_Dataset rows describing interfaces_
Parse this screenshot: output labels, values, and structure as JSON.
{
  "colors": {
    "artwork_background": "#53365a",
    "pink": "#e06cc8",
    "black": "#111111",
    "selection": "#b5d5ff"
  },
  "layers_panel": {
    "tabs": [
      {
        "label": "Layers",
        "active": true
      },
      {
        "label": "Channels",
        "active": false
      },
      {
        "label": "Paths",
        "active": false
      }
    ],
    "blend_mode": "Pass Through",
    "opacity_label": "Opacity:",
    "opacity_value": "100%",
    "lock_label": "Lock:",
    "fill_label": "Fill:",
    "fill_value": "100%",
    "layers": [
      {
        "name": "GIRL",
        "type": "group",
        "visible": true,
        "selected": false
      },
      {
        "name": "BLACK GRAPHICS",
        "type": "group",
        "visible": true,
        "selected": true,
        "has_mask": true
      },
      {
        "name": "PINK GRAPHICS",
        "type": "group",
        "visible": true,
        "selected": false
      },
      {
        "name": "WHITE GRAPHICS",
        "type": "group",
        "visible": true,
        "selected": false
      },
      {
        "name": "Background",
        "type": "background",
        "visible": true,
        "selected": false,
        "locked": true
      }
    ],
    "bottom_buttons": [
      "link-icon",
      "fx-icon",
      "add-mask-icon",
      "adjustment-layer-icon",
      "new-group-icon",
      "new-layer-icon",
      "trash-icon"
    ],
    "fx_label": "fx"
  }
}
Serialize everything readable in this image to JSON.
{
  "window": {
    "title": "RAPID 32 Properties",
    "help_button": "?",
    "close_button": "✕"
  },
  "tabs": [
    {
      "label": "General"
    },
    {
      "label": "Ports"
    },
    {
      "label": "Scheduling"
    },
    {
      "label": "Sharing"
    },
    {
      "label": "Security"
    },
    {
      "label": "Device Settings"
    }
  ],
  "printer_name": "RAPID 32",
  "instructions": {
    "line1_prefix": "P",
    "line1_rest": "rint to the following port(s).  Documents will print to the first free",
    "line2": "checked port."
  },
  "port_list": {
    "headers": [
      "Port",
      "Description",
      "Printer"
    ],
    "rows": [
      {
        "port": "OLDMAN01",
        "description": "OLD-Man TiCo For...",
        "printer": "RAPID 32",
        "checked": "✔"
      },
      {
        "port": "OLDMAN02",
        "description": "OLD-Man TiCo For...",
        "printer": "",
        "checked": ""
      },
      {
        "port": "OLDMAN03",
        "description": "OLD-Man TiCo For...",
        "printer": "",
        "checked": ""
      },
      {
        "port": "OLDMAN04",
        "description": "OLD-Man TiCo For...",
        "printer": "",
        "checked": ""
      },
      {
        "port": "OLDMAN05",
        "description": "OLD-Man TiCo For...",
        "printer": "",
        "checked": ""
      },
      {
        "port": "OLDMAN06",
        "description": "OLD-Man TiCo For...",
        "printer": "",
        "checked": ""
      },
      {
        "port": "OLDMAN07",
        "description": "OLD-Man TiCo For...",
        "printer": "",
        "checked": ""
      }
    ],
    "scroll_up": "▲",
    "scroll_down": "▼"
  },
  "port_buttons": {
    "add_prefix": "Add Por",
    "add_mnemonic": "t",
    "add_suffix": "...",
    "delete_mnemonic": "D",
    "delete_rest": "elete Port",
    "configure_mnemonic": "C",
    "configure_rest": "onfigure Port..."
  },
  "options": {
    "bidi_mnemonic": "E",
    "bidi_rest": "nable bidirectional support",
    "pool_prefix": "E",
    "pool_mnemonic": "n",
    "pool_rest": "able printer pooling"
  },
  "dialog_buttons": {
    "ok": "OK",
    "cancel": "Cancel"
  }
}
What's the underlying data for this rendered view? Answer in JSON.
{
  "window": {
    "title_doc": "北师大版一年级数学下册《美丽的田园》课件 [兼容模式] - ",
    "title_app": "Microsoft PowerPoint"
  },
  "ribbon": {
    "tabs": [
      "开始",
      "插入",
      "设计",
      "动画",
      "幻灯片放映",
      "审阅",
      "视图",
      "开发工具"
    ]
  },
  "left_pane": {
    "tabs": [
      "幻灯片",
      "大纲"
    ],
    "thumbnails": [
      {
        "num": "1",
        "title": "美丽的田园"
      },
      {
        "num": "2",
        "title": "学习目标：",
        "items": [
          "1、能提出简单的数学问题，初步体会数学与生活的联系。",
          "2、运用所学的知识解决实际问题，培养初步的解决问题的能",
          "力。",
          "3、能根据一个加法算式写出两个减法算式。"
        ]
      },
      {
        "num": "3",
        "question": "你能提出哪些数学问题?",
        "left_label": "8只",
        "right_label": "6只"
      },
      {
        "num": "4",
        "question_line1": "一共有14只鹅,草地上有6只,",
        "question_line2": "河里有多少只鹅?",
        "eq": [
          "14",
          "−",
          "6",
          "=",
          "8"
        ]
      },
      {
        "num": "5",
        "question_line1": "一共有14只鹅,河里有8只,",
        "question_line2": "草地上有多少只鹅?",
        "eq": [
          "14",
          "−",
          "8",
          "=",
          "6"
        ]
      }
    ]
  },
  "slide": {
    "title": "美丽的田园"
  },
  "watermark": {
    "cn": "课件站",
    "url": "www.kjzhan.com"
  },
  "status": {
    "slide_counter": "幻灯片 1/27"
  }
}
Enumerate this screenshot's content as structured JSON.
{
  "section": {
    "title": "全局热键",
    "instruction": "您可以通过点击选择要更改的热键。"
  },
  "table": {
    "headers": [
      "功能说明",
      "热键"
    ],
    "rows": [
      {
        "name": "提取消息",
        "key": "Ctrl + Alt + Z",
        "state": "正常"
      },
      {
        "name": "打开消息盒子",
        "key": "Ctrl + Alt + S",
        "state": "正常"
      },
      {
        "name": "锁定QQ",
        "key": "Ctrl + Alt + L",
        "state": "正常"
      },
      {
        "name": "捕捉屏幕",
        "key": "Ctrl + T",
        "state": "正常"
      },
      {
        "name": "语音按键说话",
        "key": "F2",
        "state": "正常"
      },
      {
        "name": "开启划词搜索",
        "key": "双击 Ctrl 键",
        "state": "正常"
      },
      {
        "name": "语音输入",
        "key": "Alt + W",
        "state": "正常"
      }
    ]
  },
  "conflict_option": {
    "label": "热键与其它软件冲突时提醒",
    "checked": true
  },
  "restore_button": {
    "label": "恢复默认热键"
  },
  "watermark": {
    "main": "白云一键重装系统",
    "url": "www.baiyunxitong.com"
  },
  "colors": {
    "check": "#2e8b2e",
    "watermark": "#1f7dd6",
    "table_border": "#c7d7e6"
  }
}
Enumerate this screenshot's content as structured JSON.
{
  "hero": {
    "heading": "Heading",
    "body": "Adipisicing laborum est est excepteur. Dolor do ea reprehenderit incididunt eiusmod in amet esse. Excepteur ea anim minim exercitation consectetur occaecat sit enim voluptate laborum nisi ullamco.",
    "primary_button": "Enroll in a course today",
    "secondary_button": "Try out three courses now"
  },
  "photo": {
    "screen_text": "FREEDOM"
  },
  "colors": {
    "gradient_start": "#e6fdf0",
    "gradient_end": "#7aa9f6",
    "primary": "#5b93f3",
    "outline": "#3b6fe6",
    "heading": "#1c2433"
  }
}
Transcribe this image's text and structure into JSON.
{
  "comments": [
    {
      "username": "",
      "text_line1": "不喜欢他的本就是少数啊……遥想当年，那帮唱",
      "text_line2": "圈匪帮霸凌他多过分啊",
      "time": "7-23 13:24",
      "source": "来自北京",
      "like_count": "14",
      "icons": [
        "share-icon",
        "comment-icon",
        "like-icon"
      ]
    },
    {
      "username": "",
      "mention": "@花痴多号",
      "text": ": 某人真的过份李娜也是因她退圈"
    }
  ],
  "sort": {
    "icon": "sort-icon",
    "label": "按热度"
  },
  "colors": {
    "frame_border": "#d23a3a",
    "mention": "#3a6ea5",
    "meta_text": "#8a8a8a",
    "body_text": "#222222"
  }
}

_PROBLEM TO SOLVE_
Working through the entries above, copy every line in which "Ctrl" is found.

_ANSWER TO THE PROBLEM_
        "key": "Ctrl + Alt + Z",
        "key": "Ctrl + Alt + S",
        "key": "Ctrl + Alt + L",
        "key": "Ctrl + T",
        "key": "双击 Ctrl 键",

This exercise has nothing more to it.